§ Requirement
Each line from the one holding "Convert this screenshot" to the last line below must be written out exactly, with no other output.

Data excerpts
________________
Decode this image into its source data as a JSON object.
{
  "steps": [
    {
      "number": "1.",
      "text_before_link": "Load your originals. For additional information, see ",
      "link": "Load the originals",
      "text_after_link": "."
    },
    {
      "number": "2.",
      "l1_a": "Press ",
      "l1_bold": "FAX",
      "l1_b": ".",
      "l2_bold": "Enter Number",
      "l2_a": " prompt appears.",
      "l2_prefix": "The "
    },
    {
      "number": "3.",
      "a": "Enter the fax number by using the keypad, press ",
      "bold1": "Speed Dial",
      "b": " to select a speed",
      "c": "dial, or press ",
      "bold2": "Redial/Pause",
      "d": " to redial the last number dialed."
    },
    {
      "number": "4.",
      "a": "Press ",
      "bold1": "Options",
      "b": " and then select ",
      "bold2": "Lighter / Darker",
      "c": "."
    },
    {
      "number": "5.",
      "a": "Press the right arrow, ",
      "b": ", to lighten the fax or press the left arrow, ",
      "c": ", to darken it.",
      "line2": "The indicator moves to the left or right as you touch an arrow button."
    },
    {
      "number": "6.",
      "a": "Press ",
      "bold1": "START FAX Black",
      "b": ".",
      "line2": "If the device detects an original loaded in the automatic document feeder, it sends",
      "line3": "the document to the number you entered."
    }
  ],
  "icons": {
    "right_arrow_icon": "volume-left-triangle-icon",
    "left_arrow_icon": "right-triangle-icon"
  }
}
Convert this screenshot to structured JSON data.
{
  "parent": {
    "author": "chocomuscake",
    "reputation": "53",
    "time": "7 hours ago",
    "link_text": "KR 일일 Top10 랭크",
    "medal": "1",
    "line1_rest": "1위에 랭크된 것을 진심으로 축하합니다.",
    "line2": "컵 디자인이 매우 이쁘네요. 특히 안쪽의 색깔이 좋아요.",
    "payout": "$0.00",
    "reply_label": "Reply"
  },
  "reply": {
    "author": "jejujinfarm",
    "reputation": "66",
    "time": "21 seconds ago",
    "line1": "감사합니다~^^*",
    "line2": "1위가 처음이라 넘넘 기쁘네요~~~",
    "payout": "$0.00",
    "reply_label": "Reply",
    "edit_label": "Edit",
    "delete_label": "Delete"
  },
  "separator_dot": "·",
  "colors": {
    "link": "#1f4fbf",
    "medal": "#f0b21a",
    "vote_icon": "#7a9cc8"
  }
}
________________
§ Task result
Convert this screenshot to structured JSON data.
{
  "parent": {
    "author": "chocomuscake",
    "reputation": "53",
    "time": "7 hours ago",
    "link_text": "KR 일일 Top10 랭크",
    "medal": "1",
    "line1_rest": "1위에 랭크된 것을 진심으로 축하합니다.",
    "line2": "컵 디자인이 매우 이쁘네요. 특히 안쪽의 색깔이 좋아요.",
    "payout": "$0.00",
    "reply_label": "Reply"
  },
  "reply": {
    "author": "jejujinfarm",
    "reputation": "66",
    "time": "21 seconds ago",
    "line1": "감사합니다~^^*",
    "line2": "1위가 처음이라 넘넘 기쁘네요~~~",
    "payout": "$0.00",
    "reply_label": "Reply",
    "edit_label": "Edit",
    "delete_label": "Delete"
  },
  "separator_dot": "·",
  "colors": {
    "link": "#1f4fbf",
    "medal": "#f0b21a",
    "vote_icon": "#7a9cc8"
  }
}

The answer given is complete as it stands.